The Order of Santiago also held a number of hospitals for the care of pilgrims. The order grew very quickly and soon held towns, castles and properties throughout Portugal, Leon, Castile and Aragon. Interestingly this order of knights was the only one of the Hispanic Orders who were allowed to marry – all others taking the vow of chastity.

Amongst a number of lesser orders was the Order of Montesa, established at the dissolution of the Templars and who were granted much of that orders possessions from various parts of Spain. Established in 1317, they were granted Montesa castle and given the primary responsibility for fighting the Muslims on the Valencian frontier, an area of al Andalus covering the extreme southeastern side of Spain and retaining a strong Muslim resistance when more central areas of Spain had given to the Christians.


The castles of the Military Orders of course varied depending on their use. Many were reused from Muslim lords or granted to them by other Christian nobles or international Military Orders.

photo loarreThe Spanish Military Orders were keen to take architectural devices from other cultures and it is not uncommon for example for many castles of the Military Orders to possess external, detached ‘albarrana’ towers either inherited from Muslim precursors or built from scratch in the Muslim style, no doubt due to the influence of Muslim or converted Muslim craftsmen now under Christian lordship.
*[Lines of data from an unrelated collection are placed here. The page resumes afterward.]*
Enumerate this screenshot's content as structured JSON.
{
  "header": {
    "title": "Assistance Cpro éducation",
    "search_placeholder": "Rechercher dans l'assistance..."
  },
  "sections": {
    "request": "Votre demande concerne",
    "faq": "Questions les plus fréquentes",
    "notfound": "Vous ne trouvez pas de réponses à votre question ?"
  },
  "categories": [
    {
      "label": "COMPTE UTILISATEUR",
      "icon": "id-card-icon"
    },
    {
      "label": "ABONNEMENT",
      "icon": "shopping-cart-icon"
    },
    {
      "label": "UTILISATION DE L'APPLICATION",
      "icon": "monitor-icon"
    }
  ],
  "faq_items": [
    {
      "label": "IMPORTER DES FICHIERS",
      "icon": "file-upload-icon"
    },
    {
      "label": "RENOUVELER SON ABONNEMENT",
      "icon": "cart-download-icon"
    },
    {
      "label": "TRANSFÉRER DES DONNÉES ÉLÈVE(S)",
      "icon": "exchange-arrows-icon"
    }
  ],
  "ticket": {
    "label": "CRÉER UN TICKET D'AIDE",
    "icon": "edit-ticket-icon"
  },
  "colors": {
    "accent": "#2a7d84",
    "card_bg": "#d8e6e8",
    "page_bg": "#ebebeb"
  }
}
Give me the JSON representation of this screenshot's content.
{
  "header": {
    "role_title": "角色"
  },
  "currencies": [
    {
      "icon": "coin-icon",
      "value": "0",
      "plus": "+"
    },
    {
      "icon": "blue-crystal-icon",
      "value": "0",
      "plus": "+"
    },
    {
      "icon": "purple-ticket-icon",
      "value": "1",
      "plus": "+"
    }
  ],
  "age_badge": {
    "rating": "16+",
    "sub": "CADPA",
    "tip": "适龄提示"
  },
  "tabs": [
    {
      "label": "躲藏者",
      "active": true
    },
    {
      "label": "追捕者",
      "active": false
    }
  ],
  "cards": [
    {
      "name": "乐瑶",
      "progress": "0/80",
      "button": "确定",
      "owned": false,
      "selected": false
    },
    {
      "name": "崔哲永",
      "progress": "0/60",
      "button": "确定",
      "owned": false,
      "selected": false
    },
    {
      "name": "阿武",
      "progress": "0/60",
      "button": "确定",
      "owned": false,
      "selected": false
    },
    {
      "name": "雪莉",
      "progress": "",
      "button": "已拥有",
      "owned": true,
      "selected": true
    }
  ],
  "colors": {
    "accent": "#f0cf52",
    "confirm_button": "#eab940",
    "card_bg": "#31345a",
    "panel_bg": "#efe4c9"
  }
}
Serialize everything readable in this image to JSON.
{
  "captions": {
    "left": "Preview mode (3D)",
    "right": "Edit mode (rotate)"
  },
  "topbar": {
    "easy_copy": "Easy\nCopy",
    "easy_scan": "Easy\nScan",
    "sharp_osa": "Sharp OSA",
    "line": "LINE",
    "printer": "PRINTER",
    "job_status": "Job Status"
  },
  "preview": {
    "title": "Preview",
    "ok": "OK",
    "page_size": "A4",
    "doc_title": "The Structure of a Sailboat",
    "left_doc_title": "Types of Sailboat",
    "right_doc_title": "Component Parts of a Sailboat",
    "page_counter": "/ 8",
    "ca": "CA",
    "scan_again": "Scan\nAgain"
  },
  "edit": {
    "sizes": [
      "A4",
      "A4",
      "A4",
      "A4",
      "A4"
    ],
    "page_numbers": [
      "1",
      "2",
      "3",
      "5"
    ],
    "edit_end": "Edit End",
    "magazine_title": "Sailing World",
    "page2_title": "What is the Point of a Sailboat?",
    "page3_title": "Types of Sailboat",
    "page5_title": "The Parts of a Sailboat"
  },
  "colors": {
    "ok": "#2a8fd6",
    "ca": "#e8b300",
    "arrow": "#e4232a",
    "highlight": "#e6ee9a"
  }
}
The castles that were the regional or even national base of an order was built or adapted into a full castle-monastery, complete with large cathedral church, dormitories for knights and lay brothers, chapter house and all the trappings of a religious house – together with the full military requirements of a fighting garrison – including stables, armouries workshops etc.

The most magnificent castle-monastery remaining to be visited in Spain today is the castle of Loarre in northern Spain. Granted by the king to a group of Augustinian Friars in 1071 they became one of the first fighting Religious Orders anywhere, predating the formation of the Knights of the Hospital in 1104. These brothers enlarged the existing (possibly Islamic) castle and created the magnificent Romanesque castle-monastery that remains to this day. One of the earliest and perhaps the most complete castles of any Military Order.



Photos on this page: From top. Calatrava la Vieja; Miravet; Calatrava la Neuva; Calatrava la Neuva - chapel; Calatrava la Neuva - chancel; Loarre.